BEGIN
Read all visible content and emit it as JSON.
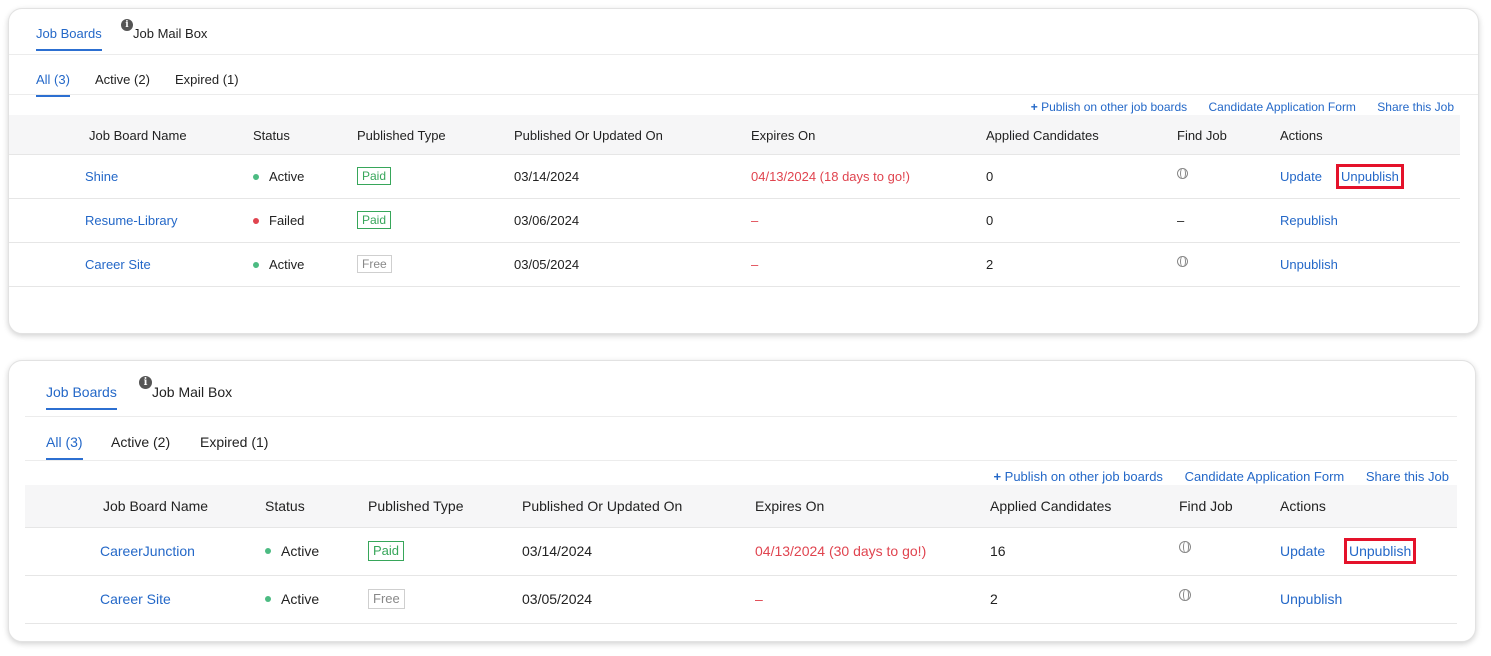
{
  "panels": [
    {
      "tabs": {
        "job_boards": "Job Boards",
        "job_mail_box": "Job Mail Box"
      },
      "filters": {
        "all": "All (3)",
        "active": "Active (2)",
        "expired": "Expired (1)"
      },
      "top_links": {
        "publish_plus": "+",
        "publish": "Publish on other job boards",
        "application_form": "Candidate Application Form",
        "share": "Share this Job"
      },
      "columns": [
        "Job Board Name",
        "Status",
        "Published Type",
        "Published Or Updated On",
        "Expires On",
        "Applied Candidates",
        "Find Job",
        "Actions"
      ],
      "rows": [
        {
          "name": "Shine",
          "status": "Active",
          "type": "Paid",
          "published_on": "03/14/2024",
          "expires_on": "04/13/2024 (18 days to go!)",
          "applied": "0",
          "find_job": "globe-icon",
          "action1": "Update",
          "action2": "Unpublish"
        },
        {
          "name": "Resume-Library",
          "status": "Failed",
          "type": "Paid",
          "published_on": "03/06/2024",
          "expires_on": "–",
          "applied": "0",
          "find_job": "–",
          "action1": "Republish",
          "action2": ""
        },
        {
          "name": "Career Site",
          "status": "Active",
          "type": "Free",
          "published_on": "03/05/2024",
          "expires_on": "–",
          "applied": "2",
          "find_job": "globe-icon",
          "action1": "Unpublish",
          "action2": ""
        }
      ]
    },
    {
      "tabs": {
        "job_boards": "Job Boards",
        "job_mail_box": "Job Mail Box"
      },
      "filters": {
        "all": "All (3)",
        "active": "Active (2)",
        "expired": "Expired (1)"
      },
      "top_links": {
        "publish_plus": "+",
        "publish": "Publish on other job boards",
        "application_form": "Candidate Application Form",
        "share": "Share this Job"
      },
      "columns": [
        "Job Board Name",
        "Status",
        "Published Type",
        "Published Or Updated On",
        "Expires On",
        "Applied Candidates",
        "Find Job",
        "Actions"
      ],
      "rows": [
        {
          "name": "CareerJunction",
          "status": "Active",
          "type": "Paid",
          "published_on": "03/14/2024",
          "expires_on": "04/13/2024 (30 days to go!)",
          "applied": "16",
          "find_job": "globe-icon",
          "action1": "Update",
          "action2": "Unpublish"
        },
        {
          "name": "Career Site",
          "status": "Active",
          "type": "Free",
          "published_on": "03/05/2024",
          "expires_on": "–",
          "applied": "2",
          "find_job": "globe-icon",
          "action1": "Unpublish",
          "action2": ""
        }
      ]
    }
  ],
  "info_icon_glyph": "i",
  "colors": {
    "link": "#2468c8",
    "active_dot": "#4cbb82",
    "failed_dot": "#e0444f",
    "expiry_red": "#e0444f",
    "highlight": "#e4122a"
  }
}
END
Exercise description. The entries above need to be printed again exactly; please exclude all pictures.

Solution to this exercise.
Read all visible content and emit it as JSON.
{
  "panels": [
    {
      "tabs": {
        "job_boards": "Job Boards",
        "job_mail_box": "Job Mail Box"
      },
      "filters": {
        "all": "All (3)",
        "active": "Active (2)",
        "expired": "Expired (1)"
      },
      "top_links": {
        "publish_plus": "+",
        "publish": "Publish on other job boards",
        "application_form": "Candidate Application Form",
        "share": "Share this Job"
      },
      "columns": [
        "Job Board Name",
        "Status",
        "Published Type",
        "Published Or Updated On",
        "Expires On",
        "Applied Candidates",
        "Find Job",
        "Actions"
      ],
      "rows": [
        {
          "name": "Shine",
          "status": "Active",
          "type": "Paid",
          "published_on": "03/14/2024",
          "expires_on": "04/13/2024 (18 days to go!)",
          "applied": "0",
          "find_job": "globe-icon",
          "action1": "Update",
          "action2": "Unpublish"
        },
        {
          "name": "Resume-Library",
          "status": "Failed",
          "type": "Paid",
          "published_on": "03/06/2024",
          "expires_on": "–",
          "applied": "0",
          "find_job": "–",
          "action1": "Republish",
          "action2": ""
        },
        {
          "name": "Career Site",
          "status": "Active",
          "type": "Free",
          "published_on": "03/05/2024",
          "expires_on": "–",
          "applied": "2",
          "find_job": "globe-icon",
          "action1": "Unpublish",
          "action2": ""
        }
      ]
    },
    {
      "tabs": {
        "job_boards": "Job Boards",
        "job_mail_box": "Job Mail Box"
      },
      "filters": {
        "all": "All (3)",
        "active": "Active (2)",
        "expired": "Expired (1)"
      },
      "top_links": {
        "publish_plus": "+",
        "publish": "Publish on other job boards",
        "application_form": "Candidate Application Form",
        "share": "Share this Job"
      },
      "columns": [
        "Job Board Name",
        "Status",
        "Published Type",
        "Published Or Updated On",
        "Expires On",
        "Applied Candidates",
        "Find Job",
        "Actions"
      ],
      "rows": [
        {
          "name": "CareerJunction",
          "status": "Active",
          "type": "Paid",
          "published_on": "03/14/2024",
          "expires_on": "04/13/2024 (30 days to go!)",
          "applied": "16",
          "find_job": "globe-icon",
          "action1": "Update",
          "action2": "Unpublish"
        },
        {
          "name": "Career Site",
          "status": "Active",
          "type": "Free",
          "published_on": "03/05/2024",
          "expires_on": "–",
          "applied": "2",
          "find_job": "globe-icon",
          "action1": "Unpublish",
          "action2": ""
        }
      ]
    }
  ],
  "info_icon_glyph": "i",
  "colors": {
    "link": "#2468c8",
    "active_dot": "#4cbb82",
    "failed_dot": "#e0444f",
    "expiry_red": "#e0444f",
    "highlight": "#e4122a"
  }
}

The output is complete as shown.